WHAT THE EXERCISE ASKS: Filter the listing for lines containing "лидов".

═════ DATA EXCERPTS

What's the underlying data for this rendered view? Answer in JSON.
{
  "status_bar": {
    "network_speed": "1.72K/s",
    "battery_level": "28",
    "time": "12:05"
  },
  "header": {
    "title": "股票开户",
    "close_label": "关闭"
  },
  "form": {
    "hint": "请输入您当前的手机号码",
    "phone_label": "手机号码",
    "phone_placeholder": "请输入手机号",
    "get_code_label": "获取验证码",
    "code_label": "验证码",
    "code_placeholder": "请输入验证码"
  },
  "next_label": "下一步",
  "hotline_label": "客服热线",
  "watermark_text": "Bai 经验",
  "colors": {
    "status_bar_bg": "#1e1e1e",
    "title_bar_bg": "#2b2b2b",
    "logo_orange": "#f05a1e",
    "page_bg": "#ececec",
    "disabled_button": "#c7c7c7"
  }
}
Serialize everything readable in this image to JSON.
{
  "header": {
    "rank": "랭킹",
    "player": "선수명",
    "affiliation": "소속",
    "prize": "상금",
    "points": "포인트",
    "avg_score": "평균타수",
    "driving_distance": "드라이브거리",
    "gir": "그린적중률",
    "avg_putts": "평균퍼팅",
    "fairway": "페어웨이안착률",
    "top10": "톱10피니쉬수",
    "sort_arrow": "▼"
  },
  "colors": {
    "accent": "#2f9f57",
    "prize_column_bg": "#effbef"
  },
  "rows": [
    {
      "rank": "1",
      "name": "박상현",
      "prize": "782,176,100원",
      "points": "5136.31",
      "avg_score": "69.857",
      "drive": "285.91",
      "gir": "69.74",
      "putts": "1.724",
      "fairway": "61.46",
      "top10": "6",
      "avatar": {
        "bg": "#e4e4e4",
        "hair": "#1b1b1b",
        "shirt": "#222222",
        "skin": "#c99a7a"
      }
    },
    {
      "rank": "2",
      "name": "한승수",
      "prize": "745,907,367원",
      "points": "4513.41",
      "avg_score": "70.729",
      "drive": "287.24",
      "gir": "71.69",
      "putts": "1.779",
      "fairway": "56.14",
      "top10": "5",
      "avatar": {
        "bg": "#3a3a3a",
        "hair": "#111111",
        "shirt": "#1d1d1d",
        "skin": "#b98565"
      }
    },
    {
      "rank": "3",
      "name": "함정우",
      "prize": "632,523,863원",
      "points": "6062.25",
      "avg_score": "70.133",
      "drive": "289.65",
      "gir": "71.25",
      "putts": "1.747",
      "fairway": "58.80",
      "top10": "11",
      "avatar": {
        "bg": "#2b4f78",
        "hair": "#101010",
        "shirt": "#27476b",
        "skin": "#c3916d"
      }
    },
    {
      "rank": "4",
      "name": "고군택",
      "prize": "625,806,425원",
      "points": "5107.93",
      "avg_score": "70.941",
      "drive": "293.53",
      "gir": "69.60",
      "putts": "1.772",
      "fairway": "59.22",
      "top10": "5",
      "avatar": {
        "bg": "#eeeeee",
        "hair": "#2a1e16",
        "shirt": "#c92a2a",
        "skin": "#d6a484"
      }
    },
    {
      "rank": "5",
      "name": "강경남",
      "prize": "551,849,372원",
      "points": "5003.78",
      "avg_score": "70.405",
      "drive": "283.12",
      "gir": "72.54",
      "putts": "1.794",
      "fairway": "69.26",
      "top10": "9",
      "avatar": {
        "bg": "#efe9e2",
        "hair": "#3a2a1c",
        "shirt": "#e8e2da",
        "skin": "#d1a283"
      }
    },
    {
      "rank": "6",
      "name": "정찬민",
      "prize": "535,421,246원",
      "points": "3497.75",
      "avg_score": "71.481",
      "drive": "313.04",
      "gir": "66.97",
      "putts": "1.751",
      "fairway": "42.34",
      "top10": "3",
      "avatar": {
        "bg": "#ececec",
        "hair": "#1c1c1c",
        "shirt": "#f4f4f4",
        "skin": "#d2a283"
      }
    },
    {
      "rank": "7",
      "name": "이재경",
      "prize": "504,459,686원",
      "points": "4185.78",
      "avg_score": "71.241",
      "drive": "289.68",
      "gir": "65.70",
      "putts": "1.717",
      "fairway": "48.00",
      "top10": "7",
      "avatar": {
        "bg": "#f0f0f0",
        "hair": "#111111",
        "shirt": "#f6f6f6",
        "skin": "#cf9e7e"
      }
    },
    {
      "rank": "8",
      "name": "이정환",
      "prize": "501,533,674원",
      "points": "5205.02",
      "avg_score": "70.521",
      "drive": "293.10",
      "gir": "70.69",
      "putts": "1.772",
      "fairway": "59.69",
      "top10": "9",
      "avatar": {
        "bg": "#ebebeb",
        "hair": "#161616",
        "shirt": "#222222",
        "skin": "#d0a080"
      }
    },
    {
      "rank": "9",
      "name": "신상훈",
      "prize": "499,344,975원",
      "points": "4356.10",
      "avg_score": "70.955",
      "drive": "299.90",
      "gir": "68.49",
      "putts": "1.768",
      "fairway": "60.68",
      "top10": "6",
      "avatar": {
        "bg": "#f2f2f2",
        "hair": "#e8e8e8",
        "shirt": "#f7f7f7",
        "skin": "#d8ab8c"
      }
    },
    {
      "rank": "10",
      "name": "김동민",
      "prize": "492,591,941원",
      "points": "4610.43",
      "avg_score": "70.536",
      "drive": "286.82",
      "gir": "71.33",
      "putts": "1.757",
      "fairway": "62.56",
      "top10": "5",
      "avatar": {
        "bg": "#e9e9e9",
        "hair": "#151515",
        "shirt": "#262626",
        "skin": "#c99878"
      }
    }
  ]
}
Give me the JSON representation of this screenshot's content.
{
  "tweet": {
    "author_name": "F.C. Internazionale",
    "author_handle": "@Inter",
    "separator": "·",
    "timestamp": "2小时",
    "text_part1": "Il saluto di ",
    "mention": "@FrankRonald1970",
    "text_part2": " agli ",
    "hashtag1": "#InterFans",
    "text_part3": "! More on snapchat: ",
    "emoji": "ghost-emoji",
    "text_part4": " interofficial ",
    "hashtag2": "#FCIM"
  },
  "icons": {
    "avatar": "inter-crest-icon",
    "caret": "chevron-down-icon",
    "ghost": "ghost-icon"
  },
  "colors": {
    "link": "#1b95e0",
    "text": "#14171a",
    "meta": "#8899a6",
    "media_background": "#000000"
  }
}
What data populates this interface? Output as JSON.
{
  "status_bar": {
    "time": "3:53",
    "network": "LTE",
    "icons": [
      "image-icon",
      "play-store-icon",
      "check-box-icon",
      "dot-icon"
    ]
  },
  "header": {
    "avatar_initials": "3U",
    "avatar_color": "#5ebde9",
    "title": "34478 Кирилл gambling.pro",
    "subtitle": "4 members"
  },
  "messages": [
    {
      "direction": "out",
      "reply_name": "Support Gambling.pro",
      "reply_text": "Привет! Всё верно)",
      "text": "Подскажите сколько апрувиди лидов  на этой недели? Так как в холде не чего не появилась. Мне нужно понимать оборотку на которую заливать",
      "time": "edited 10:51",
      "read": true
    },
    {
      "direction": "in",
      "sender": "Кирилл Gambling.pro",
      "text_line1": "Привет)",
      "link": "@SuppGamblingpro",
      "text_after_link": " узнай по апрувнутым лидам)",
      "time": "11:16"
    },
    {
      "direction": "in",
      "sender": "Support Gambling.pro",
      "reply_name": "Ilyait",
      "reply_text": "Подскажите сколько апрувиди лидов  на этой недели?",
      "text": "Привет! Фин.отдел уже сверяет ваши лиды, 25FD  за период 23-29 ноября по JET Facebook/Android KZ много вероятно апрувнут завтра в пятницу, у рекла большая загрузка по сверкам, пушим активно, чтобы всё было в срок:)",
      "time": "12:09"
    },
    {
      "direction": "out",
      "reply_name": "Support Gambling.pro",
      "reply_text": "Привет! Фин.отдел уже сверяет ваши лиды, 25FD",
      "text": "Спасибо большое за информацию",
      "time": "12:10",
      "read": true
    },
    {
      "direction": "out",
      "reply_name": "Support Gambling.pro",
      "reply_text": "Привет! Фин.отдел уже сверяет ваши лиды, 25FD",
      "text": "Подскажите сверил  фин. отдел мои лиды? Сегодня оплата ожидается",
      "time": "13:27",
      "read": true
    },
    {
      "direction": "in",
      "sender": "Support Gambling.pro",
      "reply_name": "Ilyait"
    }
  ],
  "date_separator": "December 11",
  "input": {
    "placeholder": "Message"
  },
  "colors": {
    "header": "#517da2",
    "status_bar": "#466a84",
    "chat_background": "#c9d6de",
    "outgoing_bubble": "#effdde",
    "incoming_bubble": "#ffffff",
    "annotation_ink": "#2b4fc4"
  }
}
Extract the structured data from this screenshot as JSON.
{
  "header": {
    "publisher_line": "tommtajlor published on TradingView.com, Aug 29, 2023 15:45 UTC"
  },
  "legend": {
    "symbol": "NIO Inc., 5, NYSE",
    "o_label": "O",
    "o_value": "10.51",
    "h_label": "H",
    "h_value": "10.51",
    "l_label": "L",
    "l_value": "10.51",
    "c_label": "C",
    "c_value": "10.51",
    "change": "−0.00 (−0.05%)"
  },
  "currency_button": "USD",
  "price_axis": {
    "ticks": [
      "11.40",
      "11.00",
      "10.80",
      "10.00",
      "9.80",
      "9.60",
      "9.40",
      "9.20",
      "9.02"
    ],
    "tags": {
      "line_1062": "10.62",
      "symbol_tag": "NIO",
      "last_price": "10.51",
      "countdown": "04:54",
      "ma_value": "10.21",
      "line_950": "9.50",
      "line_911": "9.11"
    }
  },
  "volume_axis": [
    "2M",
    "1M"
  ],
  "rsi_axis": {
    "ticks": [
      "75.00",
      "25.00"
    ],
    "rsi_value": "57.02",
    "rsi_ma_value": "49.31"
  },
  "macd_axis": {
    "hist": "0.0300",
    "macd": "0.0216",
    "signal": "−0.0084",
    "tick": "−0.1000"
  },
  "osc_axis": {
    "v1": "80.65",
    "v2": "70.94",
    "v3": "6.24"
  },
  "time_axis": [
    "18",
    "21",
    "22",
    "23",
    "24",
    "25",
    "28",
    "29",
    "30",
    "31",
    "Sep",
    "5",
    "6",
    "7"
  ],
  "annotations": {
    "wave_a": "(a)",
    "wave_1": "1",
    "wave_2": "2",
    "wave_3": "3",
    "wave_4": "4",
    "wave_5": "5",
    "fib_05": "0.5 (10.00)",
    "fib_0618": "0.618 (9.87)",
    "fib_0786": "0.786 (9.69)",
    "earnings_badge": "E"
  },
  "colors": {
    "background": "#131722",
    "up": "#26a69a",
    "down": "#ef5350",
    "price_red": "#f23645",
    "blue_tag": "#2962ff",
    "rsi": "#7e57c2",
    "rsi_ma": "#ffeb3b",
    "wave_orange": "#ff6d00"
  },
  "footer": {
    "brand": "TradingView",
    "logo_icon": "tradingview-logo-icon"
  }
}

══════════

OUTPUT FOR THIS TASK:
      "text": "Подскажите сколько апрувиди лидов  на этой недели? Так как в холде не чего не появилась. Мне нужно понимать оборотку на которую заливать",
      "reply_text": "Подскажите сколько апрувиди лидов  на этой недели?",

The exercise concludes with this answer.